**Problem statement**. Here is a block of records. Copy every line in it that includes "ideas".

Collected data entries
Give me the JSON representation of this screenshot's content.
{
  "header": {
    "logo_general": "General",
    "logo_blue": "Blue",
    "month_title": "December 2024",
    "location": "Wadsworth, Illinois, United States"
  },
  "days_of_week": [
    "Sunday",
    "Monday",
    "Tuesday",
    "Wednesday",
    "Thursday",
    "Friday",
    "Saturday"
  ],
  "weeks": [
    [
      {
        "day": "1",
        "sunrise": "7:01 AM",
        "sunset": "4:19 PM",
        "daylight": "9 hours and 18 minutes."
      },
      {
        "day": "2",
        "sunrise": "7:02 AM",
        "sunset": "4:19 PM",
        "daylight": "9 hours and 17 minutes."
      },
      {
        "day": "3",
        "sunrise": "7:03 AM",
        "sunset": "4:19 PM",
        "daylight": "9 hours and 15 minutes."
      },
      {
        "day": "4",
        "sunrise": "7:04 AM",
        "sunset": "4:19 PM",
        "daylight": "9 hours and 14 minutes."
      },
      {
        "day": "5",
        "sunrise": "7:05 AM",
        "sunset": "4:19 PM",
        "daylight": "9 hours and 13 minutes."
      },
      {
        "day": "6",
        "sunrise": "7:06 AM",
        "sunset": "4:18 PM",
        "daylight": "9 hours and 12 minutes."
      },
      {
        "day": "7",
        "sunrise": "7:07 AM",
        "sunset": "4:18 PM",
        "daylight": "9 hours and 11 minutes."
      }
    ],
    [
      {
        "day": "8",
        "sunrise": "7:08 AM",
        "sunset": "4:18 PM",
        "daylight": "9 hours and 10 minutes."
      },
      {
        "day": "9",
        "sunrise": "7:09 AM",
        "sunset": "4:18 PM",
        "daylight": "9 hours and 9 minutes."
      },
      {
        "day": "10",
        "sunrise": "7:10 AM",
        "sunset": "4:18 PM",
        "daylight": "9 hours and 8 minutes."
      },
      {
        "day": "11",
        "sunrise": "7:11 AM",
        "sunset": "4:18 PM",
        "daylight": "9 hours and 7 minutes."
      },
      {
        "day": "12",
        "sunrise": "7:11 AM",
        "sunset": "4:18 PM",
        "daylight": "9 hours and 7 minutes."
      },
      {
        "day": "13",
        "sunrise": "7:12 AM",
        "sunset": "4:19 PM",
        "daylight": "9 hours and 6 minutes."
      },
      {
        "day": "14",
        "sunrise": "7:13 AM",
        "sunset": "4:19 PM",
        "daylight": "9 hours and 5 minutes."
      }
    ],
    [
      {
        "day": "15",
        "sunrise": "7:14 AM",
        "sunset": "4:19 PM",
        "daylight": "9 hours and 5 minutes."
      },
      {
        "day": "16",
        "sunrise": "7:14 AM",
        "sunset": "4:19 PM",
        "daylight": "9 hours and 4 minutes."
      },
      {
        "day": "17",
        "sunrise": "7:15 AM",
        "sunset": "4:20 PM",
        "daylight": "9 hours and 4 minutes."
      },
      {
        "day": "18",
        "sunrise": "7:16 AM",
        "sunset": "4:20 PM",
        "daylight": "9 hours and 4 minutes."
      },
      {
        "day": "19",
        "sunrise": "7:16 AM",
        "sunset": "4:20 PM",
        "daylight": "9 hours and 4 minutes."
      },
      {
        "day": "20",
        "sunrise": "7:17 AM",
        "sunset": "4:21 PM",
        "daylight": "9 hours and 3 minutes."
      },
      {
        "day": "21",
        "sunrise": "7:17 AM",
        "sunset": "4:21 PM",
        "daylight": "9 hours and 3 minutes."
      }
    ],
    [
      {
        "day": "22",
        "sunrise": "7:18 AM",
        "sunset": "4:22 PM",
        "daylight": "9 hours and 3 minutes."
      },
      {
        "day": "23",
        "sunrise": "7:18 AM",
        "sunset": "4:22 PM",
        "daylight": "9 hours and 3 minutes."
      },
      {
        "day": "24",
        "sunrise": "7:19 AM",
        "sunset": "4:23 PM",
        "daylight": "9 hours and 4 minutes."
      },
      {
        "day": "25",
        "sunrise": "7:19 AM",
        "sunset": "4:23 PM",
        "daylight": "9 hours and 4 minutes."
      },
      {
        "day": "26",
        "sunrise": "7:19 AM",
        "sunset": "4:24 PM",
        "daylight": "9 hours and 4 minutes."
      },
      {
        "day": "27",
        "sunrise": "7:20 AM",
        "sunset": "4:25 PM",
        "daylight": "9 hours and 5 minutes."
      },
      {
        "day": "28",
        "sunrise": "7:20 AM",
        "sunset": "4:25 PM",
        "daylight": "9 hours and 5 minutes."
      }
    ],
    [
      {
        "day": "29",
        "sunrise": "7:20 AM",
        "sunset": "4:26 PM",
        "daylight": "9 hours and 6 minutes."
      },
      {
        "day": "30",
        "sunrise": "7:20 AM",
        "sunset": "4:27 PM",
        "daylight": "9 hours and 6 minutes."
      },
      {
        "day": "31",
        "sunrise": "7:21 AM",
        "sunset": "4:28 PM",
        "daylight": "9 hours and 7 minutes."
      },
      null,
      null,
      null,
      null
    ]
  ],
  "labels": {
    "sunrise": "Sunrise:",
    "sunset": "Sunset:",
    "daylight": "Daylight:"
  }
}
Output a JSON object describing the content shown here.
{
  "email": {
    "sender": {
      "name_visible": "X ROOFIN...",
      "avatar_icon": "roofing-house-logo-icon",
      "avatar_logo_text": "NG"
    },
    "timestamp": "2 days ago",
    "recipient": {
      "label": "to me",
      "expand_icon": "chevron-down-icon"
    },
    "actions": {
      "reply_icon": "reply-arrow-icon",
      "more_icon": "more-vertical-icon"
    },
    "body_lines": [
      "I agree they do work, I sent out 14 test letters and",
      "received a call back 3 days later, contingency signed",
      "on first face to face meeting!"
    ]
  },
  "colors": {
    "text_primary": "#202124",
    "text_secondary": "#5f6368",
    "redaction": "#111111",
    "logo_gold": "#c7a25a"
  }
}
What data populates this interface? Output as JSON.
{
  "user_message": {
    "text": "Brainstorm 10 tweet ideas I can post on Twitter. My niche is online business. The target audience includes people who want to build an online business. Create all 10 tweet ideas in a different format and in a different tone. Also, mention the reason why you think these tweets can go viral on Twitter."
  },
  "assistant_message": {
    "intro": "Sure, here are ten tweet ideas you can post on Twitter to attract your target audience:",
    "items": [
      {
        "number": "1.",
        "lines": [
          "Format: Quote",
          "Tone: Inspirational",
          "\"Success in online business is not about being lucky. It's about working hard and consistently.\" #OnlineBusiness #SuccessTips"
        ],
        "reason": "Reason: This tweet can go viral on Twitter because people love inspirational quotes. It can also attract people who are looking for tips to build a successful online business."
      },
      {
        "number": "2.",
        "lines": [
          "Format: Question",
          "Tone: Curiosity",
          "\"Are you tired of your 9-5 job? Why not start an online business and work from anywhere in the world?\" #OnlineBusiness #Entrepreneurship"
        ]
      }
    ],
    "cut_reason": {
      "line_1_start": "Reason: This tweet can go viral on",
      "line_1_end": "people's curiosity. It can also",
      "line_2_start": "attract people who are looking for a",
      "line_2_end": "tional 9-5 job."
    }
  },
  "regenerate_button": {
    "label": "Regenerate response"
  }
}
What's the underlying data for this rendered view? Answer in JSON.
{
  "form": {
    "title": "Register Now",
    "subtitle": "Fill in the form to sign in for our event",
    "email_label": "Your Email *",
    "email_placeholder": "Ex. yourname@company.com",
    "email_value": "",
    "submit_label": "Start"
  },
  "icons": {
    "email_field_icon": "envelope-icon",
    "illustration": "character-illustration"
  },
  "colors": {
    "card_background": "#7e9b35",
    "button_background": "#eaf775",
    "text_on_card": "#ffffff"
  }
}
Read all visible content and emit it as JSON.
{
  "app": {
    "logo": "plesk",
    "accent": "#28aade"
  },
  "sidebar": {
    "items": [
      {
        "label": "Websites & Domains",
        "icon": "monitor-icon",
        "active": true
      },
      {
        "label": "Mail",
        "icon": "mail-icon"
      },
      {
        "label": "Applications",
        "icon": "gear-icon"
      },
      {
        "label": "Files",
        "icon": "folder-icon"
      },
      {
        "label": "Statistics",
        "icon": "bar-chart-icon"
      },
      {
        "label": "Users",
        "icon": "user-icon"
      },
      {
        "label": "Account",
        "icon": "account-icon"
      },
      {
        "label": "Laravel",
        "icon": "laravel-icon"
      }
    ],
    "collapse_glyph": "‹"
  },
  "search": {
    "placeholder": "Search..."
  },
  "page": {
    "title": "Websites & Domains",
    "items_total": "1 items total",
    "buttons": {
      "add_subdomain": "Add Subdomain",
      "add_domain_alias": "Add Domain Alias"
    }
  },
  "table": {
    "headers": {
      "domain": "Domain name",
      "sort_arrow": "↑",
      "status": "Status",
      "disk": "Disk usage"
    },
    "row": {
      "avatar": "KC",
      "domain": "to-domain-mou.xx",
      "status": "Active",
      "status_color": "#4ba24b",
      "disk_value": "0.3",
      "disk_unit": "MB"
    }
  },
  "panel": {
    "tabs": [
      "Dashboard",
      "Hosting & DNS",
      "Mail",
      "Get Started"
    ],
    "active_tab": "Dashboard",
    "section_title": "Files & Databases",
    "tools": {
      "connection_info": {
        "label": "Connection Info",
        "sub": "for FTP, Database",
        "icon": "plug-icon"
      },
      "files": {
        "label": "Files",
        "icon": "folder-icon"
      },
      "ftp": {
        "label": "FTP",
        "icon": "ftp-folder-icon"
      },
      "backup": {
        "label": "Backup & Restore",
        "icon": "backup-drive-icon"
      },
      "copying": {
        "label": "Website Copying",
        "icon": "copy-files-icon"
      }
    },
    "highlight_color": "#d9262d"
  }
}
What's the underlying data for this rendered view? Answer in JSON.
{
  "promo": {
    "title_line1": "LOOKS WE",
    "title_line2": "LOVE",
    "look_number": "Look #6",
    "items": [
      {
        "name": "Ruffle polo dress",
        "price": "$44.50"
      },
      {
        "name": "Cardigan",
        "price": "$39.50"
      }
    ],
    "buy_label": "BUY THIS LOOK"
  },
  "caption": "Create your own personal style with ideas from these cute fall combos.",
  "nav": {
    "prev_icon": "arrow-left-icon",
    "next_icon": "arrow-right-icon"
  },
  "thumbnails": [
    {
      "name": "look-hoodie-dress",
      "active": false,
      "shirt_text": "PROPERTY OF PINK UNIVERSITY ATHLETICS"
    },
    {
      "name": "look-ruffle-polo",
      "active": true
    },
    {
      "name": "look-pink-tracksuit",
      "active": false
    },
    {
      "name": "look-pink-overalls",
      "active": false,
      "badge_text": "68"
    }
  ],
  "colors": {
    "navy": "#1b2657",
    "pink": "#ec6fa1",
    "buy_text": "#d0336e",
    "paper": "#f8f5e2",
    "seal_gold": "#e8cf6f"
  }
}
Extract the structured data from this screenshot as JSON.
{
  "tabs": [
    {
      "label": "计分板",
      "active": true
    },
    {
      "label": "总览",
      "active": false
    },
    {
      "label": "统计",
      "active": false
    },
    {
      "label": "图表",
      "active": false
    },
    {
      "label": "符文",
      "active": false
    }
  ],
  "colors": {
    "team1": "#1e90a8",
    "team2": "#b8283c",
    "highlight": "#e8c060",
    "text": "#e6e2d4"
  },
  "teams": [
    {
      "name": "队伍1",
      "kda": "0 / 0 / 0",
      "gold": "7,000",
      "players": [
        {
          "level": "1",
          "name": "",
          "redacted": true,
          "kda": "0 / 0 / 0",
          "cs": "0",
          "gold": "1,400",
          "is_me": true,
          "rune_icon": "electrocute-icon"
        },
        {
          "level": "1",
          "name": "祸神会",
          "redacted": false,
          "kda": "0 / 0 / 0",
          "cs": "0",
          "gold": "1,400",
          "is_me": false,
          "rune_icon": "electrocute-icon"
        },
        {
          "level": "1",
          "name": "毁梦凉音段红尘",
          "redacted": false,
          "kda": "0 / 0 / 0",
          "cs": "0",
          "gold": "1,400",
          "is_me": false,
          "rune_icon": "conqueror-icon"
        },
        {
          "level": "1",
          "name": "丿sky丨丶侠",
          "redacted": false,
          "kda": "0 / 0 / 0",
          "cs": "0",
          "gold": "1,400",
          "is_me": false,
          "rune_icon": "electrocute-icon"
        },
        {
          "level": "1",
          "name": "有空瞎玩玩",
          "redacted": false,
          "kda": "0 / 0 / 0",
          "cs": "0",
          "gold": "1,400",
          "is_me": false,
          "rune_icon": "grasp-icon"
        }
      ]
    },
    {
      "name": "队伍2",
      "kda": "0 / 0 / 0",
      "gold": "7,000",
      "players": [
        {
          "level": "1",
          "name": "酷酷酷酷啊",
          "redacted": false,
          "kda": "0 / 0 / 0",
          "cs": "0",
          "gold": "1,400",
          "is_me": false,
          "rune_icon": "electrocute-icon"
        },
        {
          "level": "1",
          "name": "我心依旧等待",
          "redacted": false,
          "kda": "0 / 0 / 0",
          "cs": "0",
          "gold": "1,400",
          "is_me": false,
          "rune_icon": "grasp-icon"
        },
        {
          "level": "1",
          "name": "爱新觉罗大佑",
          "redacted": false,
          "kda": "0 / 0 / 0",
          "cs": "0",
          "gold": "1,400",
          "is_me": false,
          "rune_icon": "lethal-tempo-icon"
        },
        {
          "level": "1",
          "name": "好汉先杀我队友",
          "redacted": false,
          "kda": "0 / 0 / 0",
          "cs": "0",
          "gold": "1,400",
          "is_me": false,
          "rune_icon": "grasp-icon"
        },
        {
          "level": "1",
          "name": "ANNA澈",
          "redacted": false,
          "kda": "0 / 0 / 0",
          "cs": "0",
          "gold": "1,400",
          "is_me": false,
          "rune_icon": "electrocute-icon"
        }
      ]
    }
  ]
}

**Result**.
    "text": "Brainstorm 10 tweet ideas I can post on Twitter. My niche is online business. The target audience includes people who want to build an online business. Create all 10 tweet ideas in a different format and in a different tone. Also, mention the reason why you think these tweets can go viral on Twitter."
    "intro": "Sure, here are ten tweet ideas you can post on Twitter to attract your target audience:",
  "caption": "Create your own personal style with ideas from these cute fall combos.",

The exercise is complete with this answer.